For a moment, it looked like the Detroit area had a good chance of getting a realistic and cost-effective system of mass transit for the first time in the region’s history.
John Hertel, the longtime general manager of SMART, the efficient suburban bus system, was named in August to head the new Regional Transit Authority (RTA) for Southeastern Michigan.
That came after Gov. Rick Snyder managed to get the state Legislature to approve the RTA, which would have the authority to set up a system of fast buses with their own lanes.
Those buses — which actually look more like train cars — would whip passengers across Washtenaw, Wayne, Oakland and Macomb counties, including runs to the airport, Ann Arbor and downtown.

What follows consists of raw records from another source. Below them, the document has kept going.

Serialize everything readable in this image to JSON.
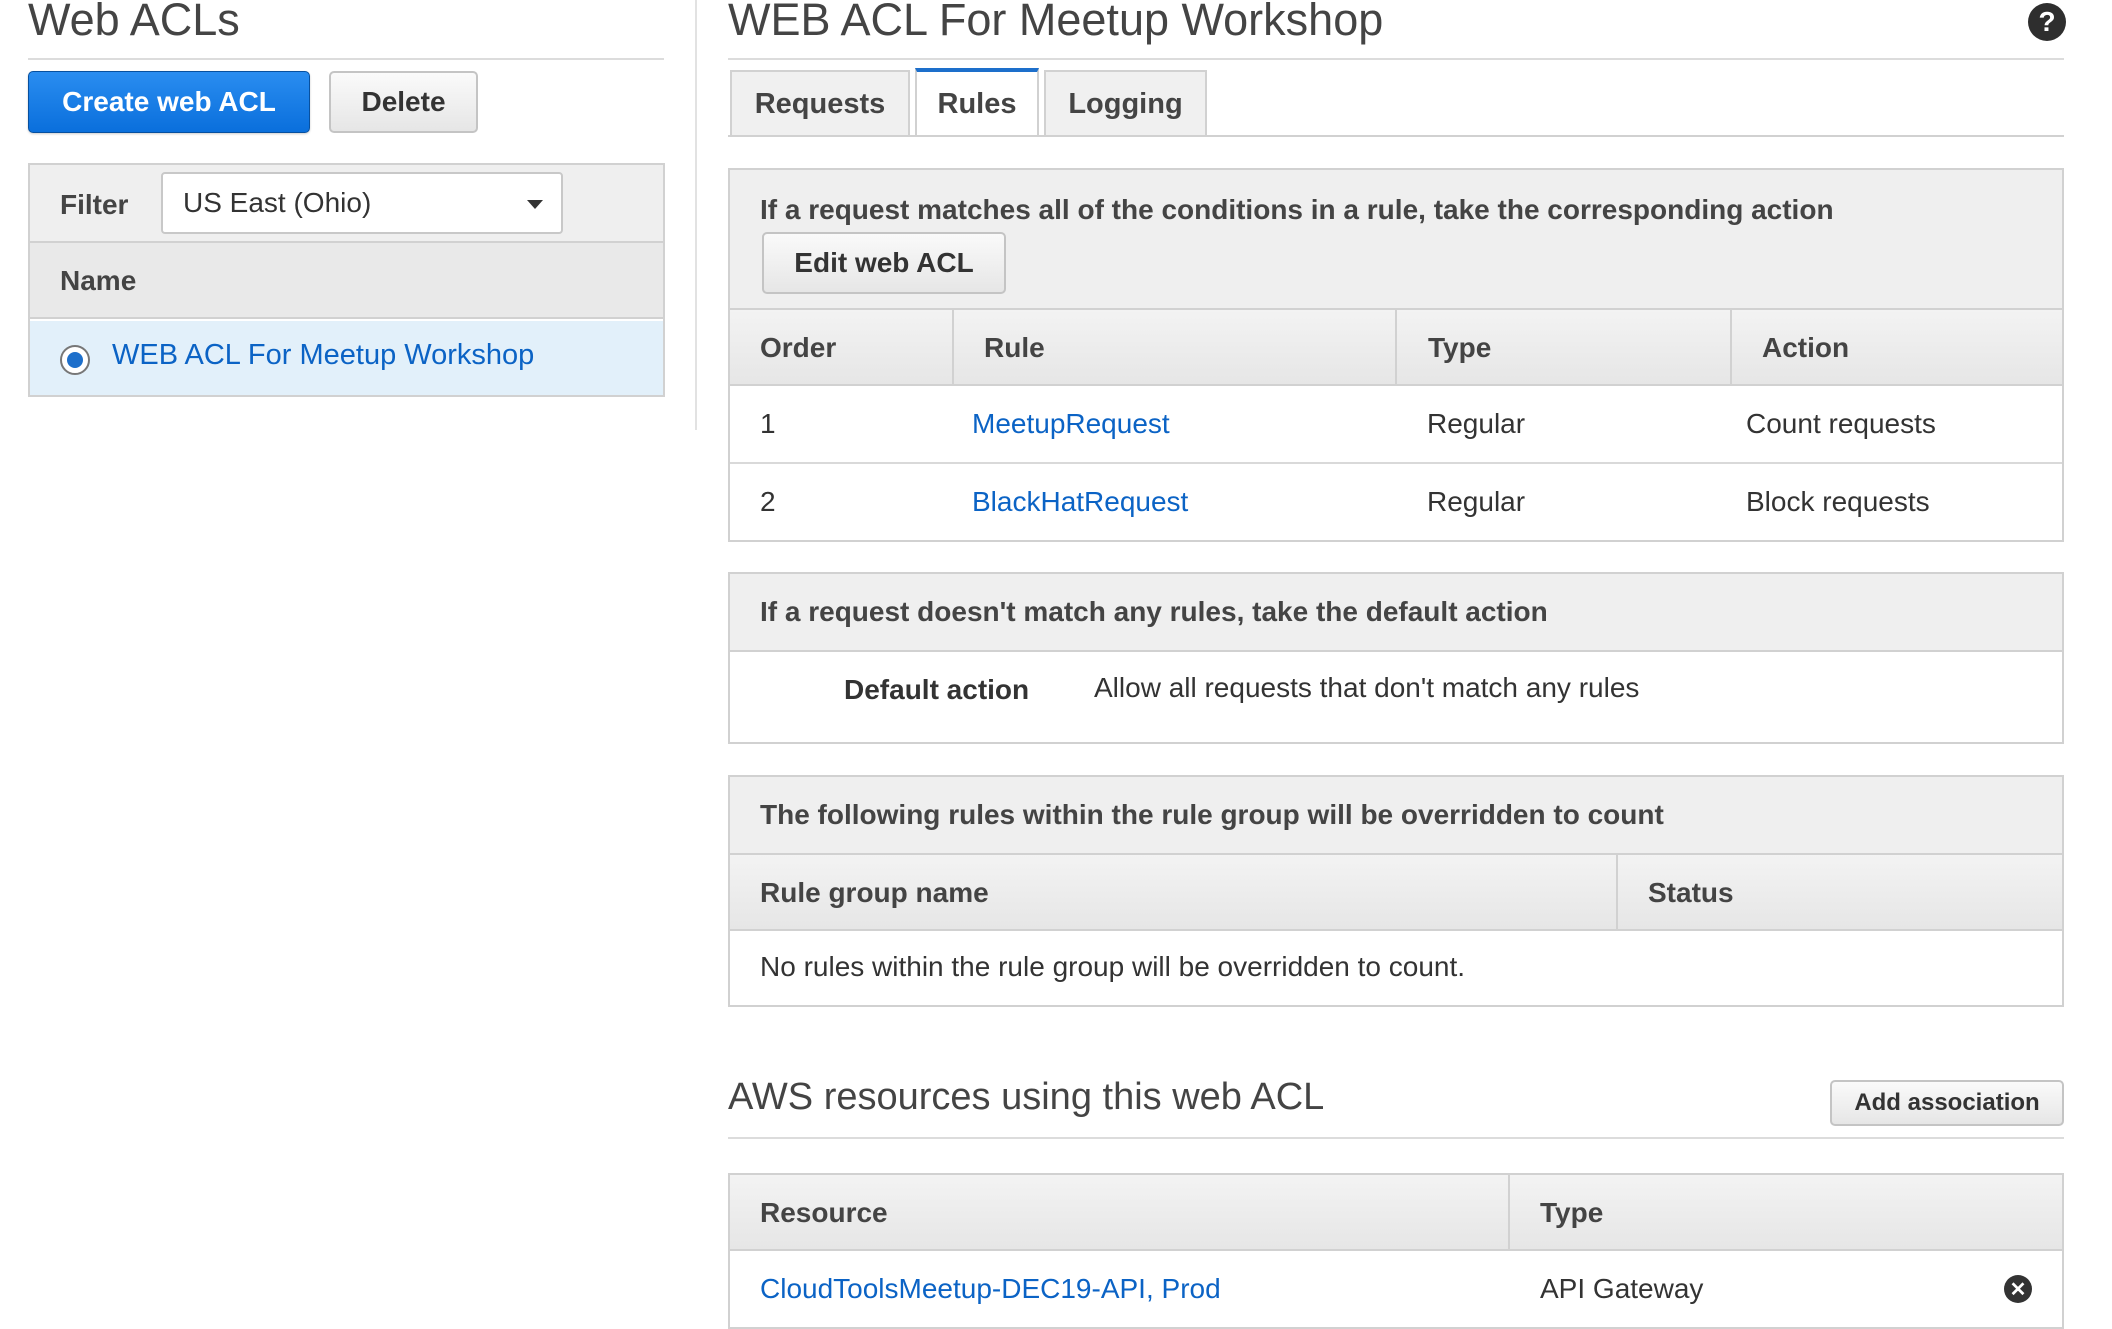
{
  "sidebar": {
    "title": "Web ACLs",
    "create_label": "Create web ACL",
    "delete_label": "Delete",
    "filter_label": "Filter",
    "filter_value": "US East (Ohio)",
    "name_header": "Name",
    "items": [
      {
        "label": "WEB ACL For Meetup Workshop",
        "selected": true
      }
    ]
  },
  "main": {
    "title": "WEB ACL For Meetup Workshop",
    "tabs": [
      {
        "label": "Requests"
      },
      {
        "label": "Rules",
        "active": true
      },
      {
        "label": "Logging"
      }
    ],
    "rules_panel": {
      "heading": "If a request matches all of the conditions in a rule, take the corresponding action",
      "edit_label": "Edit web ACL",
      "columns": [
        "Order",
        "Rule",
        "Type",
        "Action"
      ],
      "rows": [
        {
          "order": "1",
          "rule": "MeetupRequest",
          "type": "Regular",
          "action": "Count requests"
        },
        {
          "order": "2",
          "rule": "BlackHatRequest",
          "type": "Regular",
          "action": "Block requests"
        }
      ]
    },
    "default_panel": {
      "heading": "If a request doesn't match any rules, take the default action",
      "label": "Default action",
      "value": "Allow all requests that don't match any rules"
    },
    "override_panel": {
      "heading": "The following rules within the rule group will be overridden to count",
      "columns": [
        "Rule group name",
        "Status"
      ],
      "empty_text": "No rules within the rule group will be overridden to count."
    },
    "resources": {
      "title": "AWS resources using this web ACL",
      "add_label": "Add association",
      "columns": [
        "Resource",
        "Type"
      ],
      "rows": [
        {
          "resource": "CloudToolsMeetup-DEC19-API, Prod",
          "type": "API Gateway"
        }
      ]
    }
  },
  "colors": {
    "accent": "#1d6fcb",
    "link": "#0b63c5",
    "selected_row": "#e2f0fa"
  }
}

The network would also be coordinated with the two existing bus systems: DDOT, which services the city of Detroit, and SMART.
When completed, the system would enable people without cars — primarily Detroiters — to get to places where the jobs are — mainly, the suburbs, something virtually impossible now, since the bus systems are poorly coordinated and DDOT notoriously unreliable.

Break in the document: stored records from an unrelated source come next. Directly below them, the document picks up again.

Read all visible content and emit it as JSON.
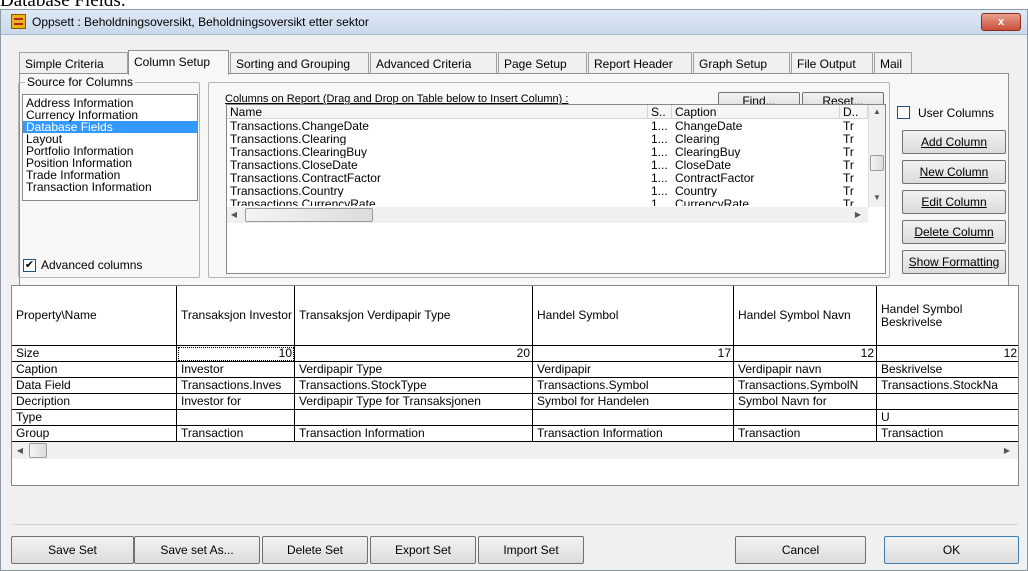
{
  "heading": "Database Fields.",
  "window": {
    "title": "Oppsett : Beholdningsoversikt, Beholdningsoversikt etter sektor",
    "close_label": "x"
  },
  "tabs": [
    {
      "label": "Simple Criteria"
    },
    {
      "label": "Column Setup"
    },
    {
      "label": "Sorting and Grouping"
    },
    {
      "label": "Advanced Criteria"
    },
    {
      "label": "Page Setup"
    },
    {
      "label": "Report Header"
    },
    {
      "label": "Graph Setup"
    },
    {
      "label": "File Output"
    },
    {
      "label": "Mail"
    }
  ],
  "source": {
    "legend": "Source for Columns",
    "items": [
      "Address Information",
      "Currency Information",
      "Database Fields",
      "Layout",
      "Portfolio Information",
      "Position Information",
      "Trade Information",
      "Transaction Information"
    ],
    "selected_index": 2,
    "advanced_label": "Advanced columns",
    "advanced_checked": "✔"
  },
  "columns_on_report": {
    "label": "Columns on Report (Drag and Drop on Table below to Insert Column) :",
    "find_label": "Find...",
    "reset_label": "Reset...",
    "headers": [
      "Name",
      "S..",
      "Caption",
      "D.."
    ],
    "rows": [
      [
        "Transactions.ChangeDate",
        "1...",
        "ChangeDate",
        "Tr"
      ],
      [
        "Transactions.Clearing",
        "1...",
        "Clearing",
        "Tr"
      ],
      [
        "Transactions.ClearingBuy",
        "1...",
        "ClearingBuy",
        "Tr"
      ],
      [
        "Transactions.CloseDate",
        "1...",
        "CloseDate",
        "Tr"
      ],
      [
        "Transactions.ContractFactor",
        "1...",
        "ContractFactor",
        "Tr"
      ],
      [
        "Transactions.Country",
        "1...",
        "Country",
        "Tr"
      ],
      [
        "Transactions.CurrencyRate",
        "1...",
        "CurrencyRate",
        "Tr"
      ]
    ]
  },
  "user_columns": {
    "label": "User Columns",
    "add": "Add Column",
    "new": "New Column",
    "edit": "Edit Column",
    "delete": "Delete Column",
    "show": "Show Formatting"
  },
  "property_grid": {
    "headers": [
      "Property\\Name",
      "Transaksjon Investor",
      "Transaksjon Verdipapir Type",
      "Handel Symbol",
      "Handel Symbol Navn",
      "Handel Symbol Beskrivelse"
    ],
    "rows": [
      {
        "label": "Size",
        "cells": [
          "10",
          "20",
          "17",
          "12",
          "12"
        ]
      },
      {
        "label": "Caption",
        "cells": [
          "Investor",
          "Verdipapir Type",
          "Verdipapir",
          "Verdipapir navn",
          "Beskrivelse"
        ]
      },
      {
        "label": "Data Field",
        "cells": [
          "Transactions.Inves",
          "Transactions.StockType",
          "Transactions.Symbol",
          "Transactions.SymbolN",
          "Transactions.StockNa"
        ]
      },
      {
        "label": "Decription",
        "cells": [
          "Investor for",
          "Verdipapir Type for Transaksjonen",
          "Symbol for Handelen",
          "Symbol Navn for",
          ""
        ]
      },
      {
        "label": "Type",
        "cells": [
          "",
          "",
          "",
          "",
          "U"
        ]
      },
      {
        "label": "Group",
        "cells": [
          "Transaction",
          "Transaction Information",
          "Transaction Information",
          "Transaction",
          "Transaction"
        ]
      }
    ]
  },
  "bottom": {
    "save_set": "Save Set",
    "save_set_as": "Save set As...",
    "delete_set": "Delete Set",
    "export_set": "Export Set",
    "import_set": "Import Set",
    "cancel": "Cancel",
    "ok": "OK"
  },
  "colors": {
    "selection": "#3399ff",
    "titlebar": "#c9d8ea",
    "close": "#c8503a"
  }
}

The RTA also would be a convenient way for business travelers to get to their destinations without fighting for a cab. Last spring, Hertel told me Detroit was the nation’s only major metropolitan area without public transportation from the airport to downtown.
“Out of 30 metro areas, we are the only one where you land at the airport and find — ‘you’re on your own, buddy.’”
Not good, for a community desperately in need of more business investment. But this summer, Hertel, who combines devotion to public transportation with expertise in practical politics, told me he was as optimistic as he’s ever been.
Practical mass transit was something he has wanted to see since the day in April, 1956, when he was 9, and his parents took him to ride the Detroit streetcars on their very last day of service.